Norway reported its first ever case of mad cow disease on Thursday, saying the instance was an isolated one and telling consumers it was still safe to eat beef and drink milk.

Tests at a British laboratory confirmed the disease, also known as bovine spongiform encephalopathy (BSE), in a 15-year-old cow, which had been slaughtered, the Norwegian Food Safety Authority said.

The case was atypical, meaning there had been no transmission through the feed supply and it was not related to any wider outbreak, the authority said.

Since BSE was first identified in Britain in 1986, strict controls have tempered the spread of the disease.

But after its emergence, scientists became concerned about possible links, via the consumption of contaminated tissue, between BSE and a human illness called Creutzfeldt-Jakob disease. A new variant of Creutzfeldt-Jakob disease, nvCJD, killed dozens of people in Europe beginning in the mid-1990s.

Norwegian authorities said several other cows that had been in contact with the dead animal would also be slaughtered.

"The discovery of BSE has no impact on food safety and it is just as safe to eat meat and drink milk as before," it said.

However, the discovery would affect some food export certificates.
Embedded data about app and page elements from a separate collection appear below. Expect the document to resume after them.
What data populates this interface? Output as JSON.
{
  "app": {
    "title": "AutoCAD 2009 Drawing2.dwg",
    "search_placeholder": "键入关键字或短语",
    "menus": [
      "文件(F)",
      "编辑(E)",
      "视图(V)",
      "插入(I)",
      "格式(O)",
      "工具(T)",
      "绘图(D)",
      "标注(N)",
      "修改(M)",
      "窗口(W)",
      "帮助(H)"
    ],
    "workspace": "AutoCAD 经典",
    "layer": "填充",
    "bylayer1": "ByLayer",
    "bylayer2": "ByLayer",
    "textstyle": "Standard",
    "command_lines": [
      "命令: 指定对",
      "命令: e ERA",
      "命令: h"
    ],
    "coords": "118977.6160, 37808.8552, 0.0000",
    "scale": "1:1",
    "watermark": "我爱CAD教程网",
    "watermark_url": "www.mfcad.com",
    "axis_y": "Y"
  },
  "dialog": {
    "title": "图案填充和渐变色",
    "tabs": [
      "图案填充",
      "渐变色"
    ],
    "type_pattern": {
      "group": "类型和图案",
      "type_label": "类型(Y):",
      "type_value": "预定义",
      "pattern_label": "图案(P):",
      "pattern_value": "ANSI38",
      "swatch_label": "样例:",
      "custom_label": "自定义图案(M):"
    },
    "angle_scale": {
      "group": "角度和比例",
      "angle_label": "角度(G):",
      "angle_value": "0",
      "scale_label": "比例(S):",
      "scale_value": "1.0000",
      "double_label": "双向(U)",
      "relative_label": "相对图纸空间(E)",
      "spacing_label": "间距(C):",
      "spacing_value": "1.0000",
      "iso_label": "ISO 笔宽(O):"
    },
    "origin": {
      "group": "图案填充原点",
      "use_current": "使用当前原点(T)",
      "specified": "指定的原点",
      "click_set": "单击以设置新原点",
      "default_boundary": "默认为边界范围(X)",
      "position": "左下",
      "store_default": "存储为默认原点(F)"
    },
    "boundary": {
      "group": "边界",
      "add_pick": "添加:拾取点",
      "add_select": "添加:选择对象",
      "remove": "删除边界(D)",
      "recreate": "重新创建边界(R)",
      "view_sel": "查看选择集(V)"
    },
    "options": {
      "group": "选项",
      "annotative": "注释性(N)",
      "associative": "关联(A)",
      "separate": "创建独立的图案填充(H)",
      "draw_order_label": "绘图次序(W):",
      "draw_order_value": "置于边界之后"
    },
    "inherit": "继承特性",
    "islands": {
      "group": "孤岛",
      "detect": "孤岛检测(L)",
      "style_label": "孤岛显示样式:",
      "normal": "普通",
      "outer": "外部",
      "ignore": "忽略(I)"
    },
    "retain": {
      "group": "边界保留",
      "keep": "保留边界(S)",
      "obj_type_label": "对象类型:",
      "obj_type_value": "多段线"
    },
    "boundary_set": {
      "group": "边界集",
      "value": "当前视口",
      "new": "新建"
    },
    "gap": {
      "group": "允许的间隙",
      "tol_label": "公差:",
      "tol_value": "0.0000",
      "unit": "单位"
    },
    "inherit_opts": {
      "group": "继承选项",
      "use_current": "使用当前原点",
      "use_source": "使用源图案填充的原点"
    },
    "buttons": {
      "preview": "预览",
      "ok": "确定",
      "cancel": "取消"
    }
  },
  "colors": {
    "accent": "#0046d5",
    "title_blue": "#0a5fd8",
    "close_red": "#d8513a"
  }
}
Awaiting the test results, Norway last week suspended issuing export permits saying that there had been no known cases of mad cow diseases in the country. Export certificates would have to be rephrased, and perhaps renegotiated.